IDRA is delighted to announce the publication of its third collection of original empirical research into indigent defense systems. Titled New Developments in Public Defense Research, the volume appears in the June, 2020, issue of Criminal Justice Policy Review. It is co-edited by Dr. Andrew Davies (Deason Criminal Justice Reform Center, Southern Methodist University) and Professor Janet Moore (University of Cincinnati College of Law). In 2015, Davies and Moore founded the Indigent Defense Research Association to promote research into the improvement of these systems.

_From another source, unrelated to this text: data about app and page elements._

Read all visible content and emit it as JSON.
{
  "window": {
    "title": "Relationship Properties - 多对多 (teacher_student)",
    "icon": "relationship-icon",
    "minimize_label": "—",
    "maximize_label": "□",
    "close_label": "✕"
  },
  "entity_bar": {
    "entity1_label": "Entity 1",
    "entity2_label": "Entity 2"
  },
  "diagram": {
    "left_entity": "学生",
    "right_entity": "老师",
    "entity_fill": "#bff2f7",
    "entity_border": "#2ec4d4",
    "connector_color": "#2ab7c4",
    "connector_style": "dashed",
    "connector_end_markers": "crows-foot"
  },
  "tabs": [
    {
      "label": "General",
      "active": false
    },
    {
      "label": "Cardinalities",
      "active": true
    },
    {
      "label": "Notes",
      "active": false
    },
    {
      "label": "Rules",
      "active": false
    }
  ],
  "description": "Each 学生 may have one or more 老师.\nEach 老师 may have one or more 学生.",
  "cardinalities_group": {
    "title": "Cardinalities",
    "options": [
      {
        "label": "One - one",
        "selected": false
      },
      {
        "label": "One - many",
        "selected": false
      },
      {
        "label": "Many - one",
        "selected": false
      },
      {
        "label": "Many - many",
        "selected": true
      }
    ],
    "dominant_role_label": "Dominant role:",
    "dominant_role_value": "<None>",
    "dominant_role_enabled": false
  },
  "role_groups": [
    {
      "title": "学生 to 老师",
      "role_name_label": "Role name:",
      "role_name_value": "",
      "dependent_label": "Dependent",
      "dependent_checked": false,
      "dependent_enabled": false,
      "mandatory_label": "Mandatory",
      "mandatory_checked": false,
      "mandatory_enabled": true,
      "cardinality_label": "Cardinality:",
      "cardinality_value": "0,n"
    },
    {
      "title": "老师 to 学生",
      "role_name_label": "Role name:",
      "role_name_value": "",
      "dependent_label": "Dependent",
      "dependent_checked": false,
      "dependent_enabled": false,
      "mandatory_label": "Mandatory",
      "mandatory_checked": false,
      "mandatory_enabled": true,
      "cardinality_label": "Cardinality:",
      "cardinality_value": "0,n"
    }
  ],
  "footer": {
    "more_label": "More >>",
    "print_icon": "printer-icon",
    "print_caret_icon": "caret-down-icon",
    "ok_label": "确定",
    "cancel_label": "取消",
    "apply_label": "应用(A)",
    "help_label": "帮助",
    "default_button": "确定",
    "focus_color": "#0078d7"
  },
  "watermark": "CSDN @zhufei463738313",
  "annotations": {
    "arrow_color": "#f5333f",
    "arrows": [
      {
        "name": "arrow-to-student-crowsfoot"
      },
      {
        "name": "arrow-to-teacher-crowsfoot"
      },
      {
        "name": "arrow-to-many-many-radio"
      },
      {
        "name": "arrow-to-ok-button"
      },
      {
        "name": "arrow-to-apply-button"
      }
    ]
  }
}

“Scientific study of indigent defense has the potential to improve and advance these services which are so critical to our criminal legal system,” said Davies. “As far as we know, this is the first volume of a peer-reviewed academic journal that has ever been dedicated exclusively to indigent defense.”

Added Moore, “Empirical research on public defense has an especially important role to play in a time of renewed public concern over the influence of race and socioeconomic class upon the exercise of state power through criminal legal systems."

The volume features seven original papers and an introduction by Moore and Davies. Three papers focus on ‘system interventions’ to improve legal defense for the criminally accused. The first investigates the impact of using defense lawyers as a bridge to social work services, while the second looks at the difference made when lawyers are present when a judge first decides whether to hold someone in jail. The third looks at laws restricting the information defense lawyers can use about their clients’ 'capacity for growth, self-improvement, and redemption' when arguing for a lower sentence.

The other four papers examine ‘decision-makers’ in indigent defense. Two investigate public defenders themselves, asking why they decide to stay in such stressful jobs, and how they would make use of new funds to improve the services they provide. Another looks at how justice officials decide how to handle resentencing juveniles whose life sentences were found to be illegal, and the fourth looks at criminal defendants themselves, and how they make key decisions in their own cases.

Davies and Moore have issued a ‘call for papers’ for another volume in the journal Justice System Journal expected to be published in 2021. It can be found here. They have previously collaborated on two other volumes of research in the Albany Law Review and the Ohio State Journal of Criminal Law.

The Criminal Justice Policy Review volume can be found here: Any questions or requests for information may be directed to Dr. Andrew Davies at